- _MATERIAL PROVIDED_:
-- -- --
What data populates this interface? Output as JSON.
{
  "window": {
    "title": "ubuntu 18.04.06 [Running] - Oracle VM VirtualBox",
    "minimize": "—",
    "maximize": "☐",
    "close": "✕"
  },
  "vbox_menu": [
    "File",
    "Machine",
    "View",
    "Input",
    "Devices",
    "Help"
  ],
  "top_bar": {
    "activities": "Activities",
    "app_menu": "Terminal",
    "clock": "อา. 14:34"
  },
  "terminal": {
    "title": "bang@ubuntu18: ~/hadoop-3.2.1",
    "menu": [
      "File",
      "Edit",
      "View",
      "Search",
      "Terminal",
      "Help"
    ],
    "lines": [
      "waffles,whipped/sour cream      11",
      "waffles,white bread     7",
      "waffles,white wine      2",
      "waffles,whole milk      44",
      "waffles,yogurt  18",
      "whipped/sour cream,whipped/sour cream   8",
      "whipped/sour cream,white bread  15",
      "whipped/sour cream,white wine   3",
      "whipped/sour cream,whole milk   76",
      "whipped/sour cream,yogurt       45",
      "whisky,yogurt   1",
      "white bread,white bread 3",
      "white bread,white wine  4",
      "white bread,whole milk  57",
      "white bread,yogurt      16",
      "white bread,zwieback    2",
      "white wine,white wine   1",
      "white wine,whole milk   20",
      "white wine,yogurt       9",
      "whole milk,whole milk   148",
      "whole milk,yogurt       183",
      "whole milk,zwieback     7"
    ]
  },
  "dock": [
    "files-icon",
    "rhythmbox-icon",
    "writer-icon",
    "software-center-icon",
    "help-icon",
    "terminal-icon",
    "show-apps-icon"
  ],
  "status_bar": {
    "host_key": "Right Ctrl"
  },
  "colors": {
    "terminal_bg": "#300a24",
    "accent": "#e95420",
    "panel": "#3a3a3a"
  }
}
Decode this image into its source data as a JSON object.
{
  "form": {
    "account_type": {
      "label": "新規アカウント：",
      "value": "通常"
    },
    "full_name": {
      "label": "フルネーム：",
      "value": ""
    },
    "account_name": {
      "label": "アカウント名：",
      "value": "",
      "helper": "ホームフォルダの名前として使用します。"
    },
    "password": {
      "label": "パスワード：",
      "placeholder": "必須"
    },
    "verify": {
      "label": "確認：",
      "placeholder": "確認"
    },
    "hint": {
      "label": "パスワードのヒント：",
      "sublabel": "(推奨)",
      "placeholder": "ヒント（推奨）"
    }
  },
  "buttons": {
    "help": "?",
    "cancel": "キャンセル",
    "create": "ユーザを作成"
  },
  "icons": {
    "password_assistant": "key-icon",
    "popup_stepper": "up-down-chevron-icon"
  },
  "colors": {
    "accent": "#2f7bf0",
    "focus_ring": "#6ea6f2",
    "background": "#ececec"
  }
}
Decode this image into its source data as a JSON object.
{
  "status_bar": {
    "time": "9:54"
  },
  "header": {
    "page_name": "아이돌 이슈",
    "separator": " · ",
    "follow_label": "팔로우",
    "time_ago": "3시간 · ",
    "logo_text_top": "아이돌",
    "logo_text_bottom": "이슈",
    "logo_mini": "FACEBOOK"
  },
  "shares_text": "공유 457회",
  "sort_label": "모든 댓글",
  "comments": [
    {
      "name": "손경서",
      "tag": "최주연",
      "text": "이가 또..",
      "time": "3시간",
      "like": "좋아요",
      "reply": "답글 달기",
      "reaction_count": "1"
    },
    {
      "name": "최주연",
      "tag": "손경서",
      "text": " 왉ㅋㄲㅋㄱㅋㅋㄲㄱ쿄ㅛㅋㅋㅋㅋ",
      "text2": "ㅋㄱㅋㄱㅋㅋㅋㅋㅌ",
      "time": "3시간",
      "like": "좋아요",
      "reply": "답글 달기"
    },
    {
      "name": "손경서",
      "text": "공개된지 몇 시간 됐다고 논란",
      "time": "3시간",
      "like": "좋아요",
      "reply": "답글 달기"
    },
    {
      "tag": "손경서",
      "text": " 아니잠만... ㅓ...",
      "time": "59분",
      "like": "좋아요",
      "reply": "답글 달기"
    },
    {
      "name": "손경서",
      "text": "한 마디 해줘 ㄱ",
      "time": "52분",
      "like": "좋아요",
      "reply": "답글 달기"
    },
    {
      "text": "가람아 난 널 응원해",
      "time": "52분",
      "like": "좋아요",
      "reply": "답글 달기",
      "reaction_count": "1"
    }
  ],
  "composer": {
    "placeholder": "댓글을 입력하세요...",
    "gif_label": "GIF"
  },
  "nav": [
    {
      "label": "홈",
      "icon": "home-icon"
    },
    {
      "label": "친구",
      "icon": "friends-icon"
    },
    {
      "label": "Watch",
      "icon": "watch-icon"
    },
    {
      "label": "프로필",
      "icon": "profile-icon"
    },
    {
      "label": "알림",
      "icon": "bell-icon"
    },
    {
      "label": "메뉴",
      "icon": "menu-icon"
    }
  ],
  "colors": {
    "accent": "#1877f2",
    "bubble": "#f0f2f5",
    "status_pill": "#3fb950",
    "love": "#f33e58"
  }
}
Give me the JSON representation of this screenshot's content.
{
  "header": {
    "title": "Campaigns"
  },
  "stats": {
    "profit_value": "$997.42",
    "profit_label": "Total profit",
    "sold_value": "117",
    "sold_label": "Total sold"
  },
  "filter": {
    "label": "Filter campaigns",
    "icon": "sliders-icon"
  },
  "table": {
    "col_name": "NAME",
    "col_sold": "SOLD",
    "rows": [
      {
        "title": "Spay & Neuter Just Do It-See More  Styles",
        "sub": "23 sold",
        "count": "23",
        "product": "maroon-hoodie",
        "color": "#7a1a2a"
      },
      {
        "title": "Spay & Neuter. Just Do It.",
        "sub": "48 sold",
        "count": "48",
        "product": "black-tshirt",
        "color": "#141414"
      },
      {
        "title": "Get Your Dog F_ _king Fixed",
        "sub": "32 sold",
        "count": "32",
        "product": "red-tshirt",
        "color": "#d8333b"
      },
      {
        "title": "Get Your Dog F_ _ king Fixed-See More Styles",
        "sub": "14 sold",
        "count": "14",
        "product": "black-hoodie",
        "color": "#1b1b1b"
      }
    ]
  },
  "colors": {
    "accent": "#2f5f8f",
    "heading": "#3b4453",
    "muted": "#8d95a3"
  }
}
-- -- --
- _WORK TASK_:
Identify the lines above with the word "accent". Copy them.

- _EXERCISE SOLUTION_:
    "accent": "#e95420",
    "accent": "#2f7bf0",
    "accent": "#1877f2",
    "accent": "#2f5f8f",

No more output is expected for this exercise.